Jeeves and Wooster 3.3: Cyril and the Broadway Musical  (aka Introduction on Broadway) Well, that’s a relief. After a couple of middling episodes, the third season bounces right back, and that's despite Bertie continuing his transatlantic trip. Clive Exton once again plunders  Carry On, Jeeves  but this time blends it with a tale from  The Inimitable Jeeves  for the brightest spots, as Cyril Basington-Basington (a sublimely drippy Nicholas Hewetson) pursues his stage career against Aunt Agatha's wishes.

I’m the famous comedian, Arnold Braunschweiger.

Last Action Hero (1993) (SPOILERS) Make no mistake, Last Action Hero is a mess. But even as a mess, it might be more interesting than any other movie Arnie made during that decade, perhaps even in his entire career. Hellzapoppin’ (after the 1941 picture, itself based on a Broadway revue) has virtually become an adjective to describe films that comment upon their own artifice, break the fourth wall, and generally disrespect the convention of suspending disbelief in the fictions we see parading across the screen. It was fairly audacious, some would say foolish, of Arnie to attempt something of that nature at this point in his career, which was at its peak, rather than playing it safe. That he stumbled profoundly, emphatically so since he went up against the behemoth that is Jurassic Park (slotted in after the fact to open first), should not blind one to the considerable merits of his ultimate, and final, really, attempt to experiment with the limits of his screen persona.

Another case of the screaming oopizootics.

Doctor Who Season 14 – Worst to Best The best Doctor Who season? In terms of general recognition and unadulterated celebration, there’s certainly a strong case to be made for Fourteen. The zenith of Robert Holmes and Philip Hinchcliffe’s plans for the series finds it relinquishing the cosy rapport of the Doctor and Sarah in favour of the less-trodden terrain of a solo adventure and underlying conflict with new companion Leela. More especially, it finds the production team finally stretching themselves conceptually after thoroughly exploring their “gothic horror” template over the course of the previous two seasons (well, mostly the previous one).

He tasks me. He tasks me, and I shall have him.

Star Trek II: The Wrath of Khan (1982) (SPOILERS) I don’t love Star Trek , but I do love Star Trek II: The Wrath of Khan . That probably isn’t just me, but a common refrain of many a non-devotee of the series. Although, it used to apply to The Voyage Home (the funny one, with the whales, the Star Trek even the target audience for Three Men and a Baby could enjoy). Unfortunately, its high regard has also become the desperate, self-destructive, song-and-verse, be-all-and-end-all of the overlords of the franchise itself, in whichever iteration, it seems.
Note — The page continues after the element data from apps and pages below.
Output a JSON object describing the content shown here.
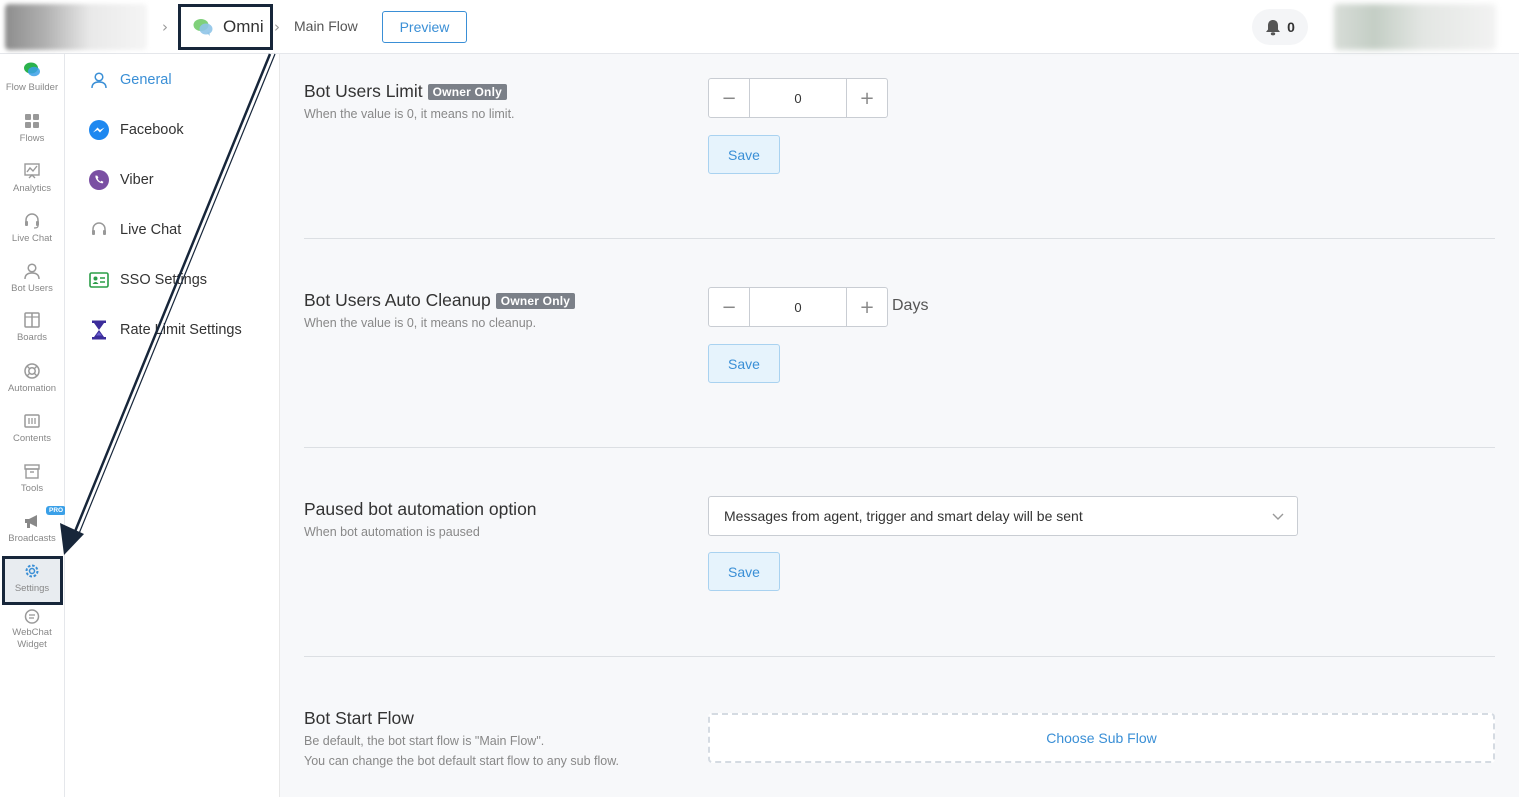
{
  "header": {
    "bot_name": "Omni",
    "flow_name": "Main Flow",
    "preview_label": "Preview",
    "notification_count": "0"
  },
  "leftnav": {
    "items": [
      {
        "label": "Flow Builder",
        "icon": "flow-builder-icon"
      },
      {
        "label": "Flows",
        "icon": "grid-icon"
      },
      {
        "label": "Analytics",
        "icon": "chart-icon"
      },
      {
        "label": "Live Chat",
        "icon": "headset-icon"
      },
      {
        "label": "Bot Users",
        "icon": "user-icon"
      },
      {
        "label": "Boards",
        "icon": "board-icon"
      },
      {
        "label": "Automation",
        "icon": "lifebuoy-icon"
      },
      {
        "label": "Contents",
        "icon": "contents-icon"
      },
      {
        "label": "Tools",
        "icon": "box-icon"
      },
      {
        "label": "Broadcasts",
        "icon": "megaphone-icon",
        "badge": "PRO"
      },
      {
        "label": "Settings",
        "icon": "gear-icon"
      },
      {
        "label1": "WebChat",
        "label2": "Widget",
        "icon": "chat-bubble-icon"
      }
    ]
  },
  "subnav": {
    "items": [
      {
        "label": "General",
        "icon": "user-outline-icon"
      },
      {
        "label": "Facebook",
        "icon": "messenger-icon"
      },
      {
        "label": "Viber",
        "icon": "viber-icon"
      },
      {
        "label": "Live Chat",
        "icon": "headset-icon"
      },
      {
        "label": "SSO Settings",
        "icon": "id-card-icon"
      },
      {
        "label": "Rate Limit Settings",
        "icon": "hourglass-icon"
      }
    ]
  },
  "sections": {
    "limit": {
      "title": "Bot Users Limit",
      "badge": "Owner Only",
      "desc": "When the value is 0, it means no limit.",
      "value": "0",
      "save": "Save"
    },
    "cleanup": {
      "title": "Bot Users Auto Cleanup",
      "badge": "Owner Only",
      "desc": "When the value is 0, it means no cleanup.",
      "value": "0",
      "unit": "Days",
      "save": "Save"
    },
    "paused": {
      "title": "Paused bot automation option",
      "desc": "When bot automation is paused",
      "selected": "Messages from agent, trigger and smart delay will be sent",
      "save": "Save"
    },
    "start_flow": {
      "title": "Bot Start Flow",
      "desc1": "Be default, the bot start flow is \"Main Flow\".",
      "desc2": "You can change the bot default start flow to any sub flow.",
      "choose": "Choose Sub Flow"
    }
  },
  "colors": {
    "accent": "#3a8fd6",
    "annotation": "#17263a"
  }
}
This is understandable to an extent, as Khan is that rare movie sequel made to transcendent effect on almost every level, and one that stands the test of time every bit as well (better, even) as when it was first unveiled.

Haven’t you ever heard of the healing power of laughter?

Batman (1989) (SPOILERS) There’s Jaws , there’s Star Wars , and then there’s Batman in terms of defining the modern blockbuster. Jaws ’ success was so profound, it changed the way movies were made and marketed. Batman’s marketing was so profound, it changed the way tentpoles would be perceived: as cash cows. Disney tried to reproduce the effect the following year with Dick Tracy , to markedly less enthusiastic response. None of this places Batman in the company of Jaws as a classic movie sold well, far from it. It just so happened to hit the spot. As Tim Burton put it, it was “ more of a cultural phenomenon than a great movie ”. It’s difficult to disagree with his verdict that the finished product (for that is what it is) is “ mainly boring ”. Now, of course, the Burton bat has been usurped by the Nolan incarnation (and soon the Snyder). They have some things in common. Both take the character seriously and favour a sombre tone, which was much more of shock to the